The winner of Intel's wearable competition, the Make It Wearable challenge, has been announced, and the grand prize was scooped by Nixie.

Nixie hit the headlines in late September, and it's a very novel idea for a mini-quad-copter wearable with a camera that can be strapped to your wrist. You can then get it to unfold its blades, take off and snap selfies from the air, before returning to your arm (check the video here to see it in action (opens in new tab)).

Nixie's developers get a $500,000 (£310,000) prize for the win, which should go a fair way towards making the project a reality – although given the current prototype shown a couple of months back, there's still some way to go.

Second place was taken by Open Bionics, which bagged $200,000 (£125,000) for using low-cost 3D printing and scanning to deliver customised products to amputees for under a grand.

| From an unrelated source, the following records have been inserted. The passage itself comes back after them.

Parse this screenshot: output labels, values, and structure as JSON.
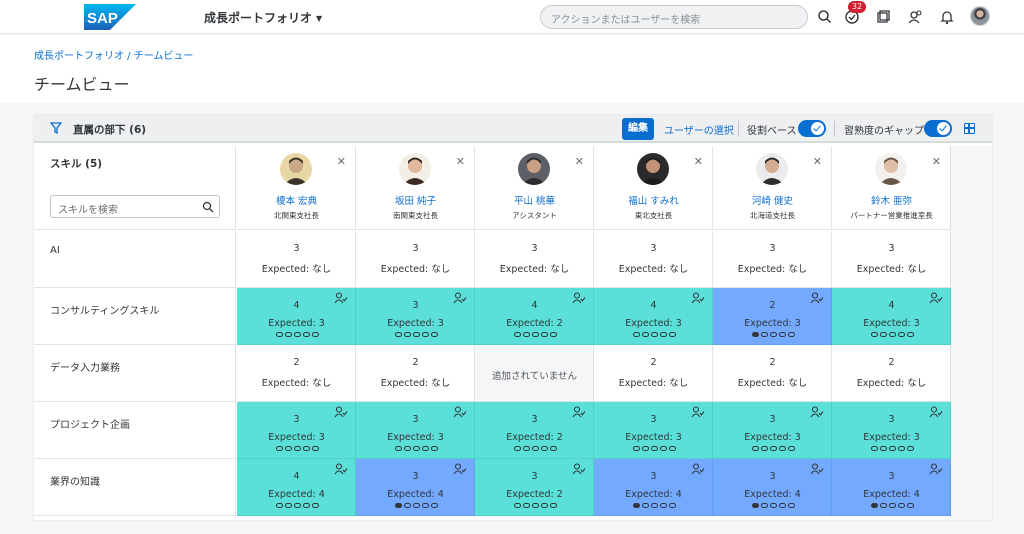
{
  "shell": {
    "logo_text": "SAP",
    "app_title": "成長ポートフォリオ",
    "search_placeholder": "アクションまたはユーザーを検索",
    "notification_count": "32"
  },
  "header": {
    "breadcrumb": "成長ポートフォリオ / チームビュー",
    "title": "チームビュー"
  },
  "toolbar": {
    "title": "直属の部下 (6)",
    "edit_label": "編集",
    "select_users_label": "ユーザーの選択",
    "role_based_label": "役割ベース",
    "role_based_on": true,
    "proficiency_gap_label": "習熟度のギャップ",
    "proficiency_gap_on": true
  },
  "skills_panel": {
    "title": "スキル (5)",
    "search_placeholder": "スキルを検索"
  },
  "users": [
    {
      "name": "榎本 宏典",
      "role": "北関東支社長",
      "photo": "man-1"
    },
    {
      "name": "坂田 純子",
      "role": "南関東支社長",
      "photo": "woman-1"
    },
    {
      "name": "平山 桃華",
      "role": "アシスタント",
      "photo": "man-2"
    },
    {
      "name": "福山 すみれ",
      "role": "東北支社長",
      "photo": "woman-2"
    },
    {
      "name": "河崎 健史",
      "role": "北海道支社長",
      "photo": "man-3"
    },
    {
      "name": "鈴木 亜弥",
      "role": "パートナー営業推進室長",
      "photo": "woman-3"
    }
  ],
  "rows": [
    {
      "skill": "AI",
      "cells": [
        {
          "level": "3",
          "expected": "Expected: なし",
          "state": "plain"
        },
        {
          "level": "3",
          "expected": "Expected: なし",
          "state": "plain"
        },
        {
          "level": "3",
          "expected": "Expected: なし",
          "state": "plain"
        },
        {
          "level": "3",
          "expected": "Expected: なし",
          "state": "plain"
        },
        {
          "level": "3",
          "expected": "Expected: なし",
          "state": "plain"
        },
        {
          "level": "3",
          "expected": "Expected: なし",
          "state": "plain"
        }
      ]
    },
    {
      "skill": "コンサルティングスキル",
      "cells": [
        {
          "level": "4",
          "expected": "Expected: 3",
          "state": "green",
          "gap": 0
        },
        {
          "level": "3",
          "expected": "Expected: 3",
          "state": "green",
          "gap": 0
        },
        {
          "level": "4",
          "expected": "Expected: 2",
          "state": "green",
          "gap": 0
        },
        {
          "level": "4",
          "expected": "Expected: 3",
          "state": "green",
          "gap": 0
        },
        {
          "level": "2",
          "expected": "Expected: 3",
          "state": "blue",
          "gap": 1
        },
        {
          "level": "4",
          "expected": "Expected: 3",
          "state": "green",
          "gap": 0
        }
      ]
    },
    {
      "skill": "データ入力業務",
      "cells": [
        {
          "level": "2",
          "expected": "Expected: なし",
          "state": "plain"
        },
        {
          "level": "2",
          "expected": "Expected: なし",
          "state": "plain"
        },
        {
          "level": "",
          "expected": "",
          "state": "na",
          "note": "追加されていません"
        },
        {
          "level": "2",
          "expected": "Expected: なし",
          "state": "plain"
        },
        {
          "level": "2",
          "expected": "Expected: なし",
          "state": "plain"
        },
        {
          "level": "2",
          "expected": "Expected: なし",
          "state": "plain"
        }
      ]
    },
    {
      "skill": "プロジェクト企画",
      "cells": [
        {
          "level": "3",
          "expected": "Expected: 3",
          "state": "green",
          "gap": 0
        },
        {
          "level": "3",
          "expected": "Expected: 3",
          "state": "green",
          "gap": 0
        },
        {
          "level": "3",
          "expected": "Expected: 2",
          "state": "green",
          "gap": 0
        },
        {
          "level": "3",
          "expected": "Expected: 3",
          "state": "green",
          "gap": 0
        },
        {
          "level": "3",
          "expected": "Expected: 3",
          "state": "green",
          "gap": 0
        },
        {
          "level": "3",
          "expected": "Expected: 3",
          "state": "green",
          "gap": 0
        }
      ]
    },
    {
      "skill": "業界の知識",
      "cells": [
        {
          "level": "4",
          "expected": "Expected: 4",
          "state": "green",
          "gap": 0
        },
        {
          "level": "3",
          "expected": "Expected: 4",
          "state": "blue",
          "gap": 1
        },
        {
          "level": "3",
          "expected": "Expected: 2",
          "state": "green",
          "gap": 0
        },
        {
          "level": "3",
          "expected": "Expected: 4",
          "state": "blue",
          "gap": 1
        },
        {
          "level": "3",
          "expected": "Expected: 4",
          "state": "blue",
          "gap": 1
        },
        {
          "level": "3",
          "expected": "Expected: 4",
          "state": "blue",
          "gap": 1
        }
      ]
    }
  ],
  "colors": {
    "accent": "#0a6ed1",
    "meets": "#5ae0d8",
    "gap": "#73a9ff"
  }
}
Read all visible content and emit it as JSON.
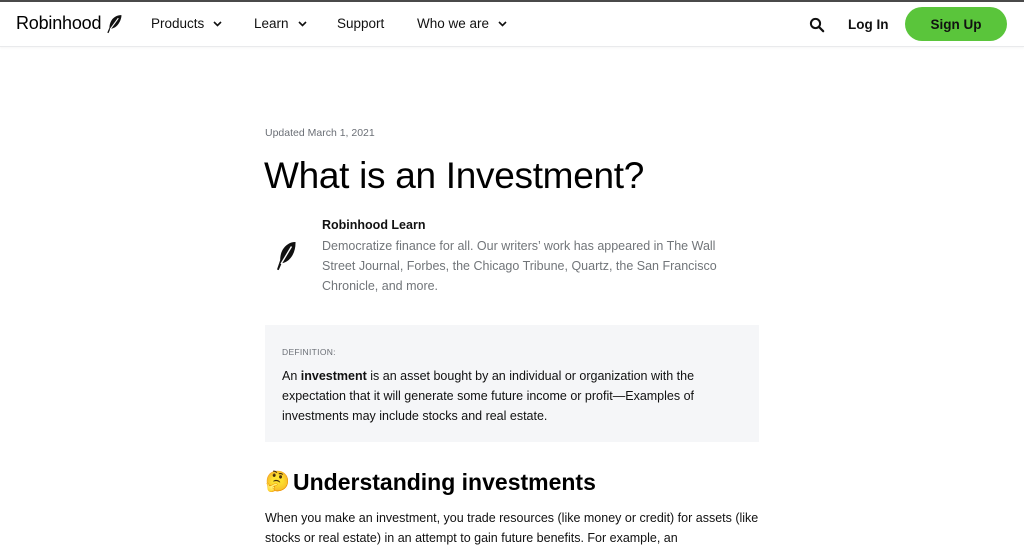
{
  "header": {
    "brand": "Robinhood",
    "brand_icon": "feather-icon",
    "nav": [
      {
        "label": "Products",
        "has_dropdown": true
      },
      {
        "label": "Learn",
        "has_dropdown": true
      },
      {
        "label": "Support",
        "has_dropdown": false
      },
      {
        "label": "Who we are",
        "has_dropdown": true
      }
    ],
    "search_icon": "search-icon",
    "login_label": "Log In",
    "signup_label": "Sign Up",
    "accent_color": "#5ac53b"
  },
  "article": {
    "updated": "Updated March 1, 2021",
    "title": "What is an Investment?",
    "author": {
      "name": "Robinhood Learn",
      "bio": "Democratize finance for all. Our writers’ work has appeared in The Wall Street Journal, Forbes, the Chicago Tribune, Quartz, the San Francisco Chronicle, and more.",
      "icon": "feather-icon"
    },
    "definition": {
      "label": "DEFINITION:",
      "prefix": "An ",
      "term": "investment",
      "text": " is an asset bought by an individual or organization with the expectation that it will generate some future income or profit—Examples of investments may include stocks and real estate."
    },
    "section": {
      "emoji": "🤔",
      "heading": "Understanding investments",
      "body": "When you make an investment, you trade resources (like money or credit) for assets (like stocks or real estate) in an attempt to gain future benefits. For example, an"
    }
  }
}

Related: Intel unveils glut of wearables based on new chip (opens in new tab)

The third prize of $100,000 (£63,000) went to ProGlove, a glove described as a "sensor-based wearable production tool" designed to help those working on assembly lines in factories. The idea is that it helps workers perform tasks more ergonomically and efficiently, combining multiple instruments into the glove.

Wearables are set to explode shortly – or at least fitness gadgets are predicted to take off big time this Christmas, followed by smartwatches next year (according to analysts). We can likely expect to see more diverse offerings like these prize winners coming along, too...

Darren Allan
Contributor

Darran has over 25 years of experience in digital and magazine publishing as a writer and editor. He's also an author, having co-written a novel published by Little, Brown (Hachette UK). He currently writes news, features and buying guides for TechRadar, and occasionally other Future websites such as T3 or Creative Bloq and he's a copy editor for TechRadar Pro. Darrran has written for a large number of tech and gaming websites/magazines in the past, including Web User and ComputerActive. He has also worked at IDG Media, having been the Editor of PC Games Solutions and the Deputy Editor of PC Home.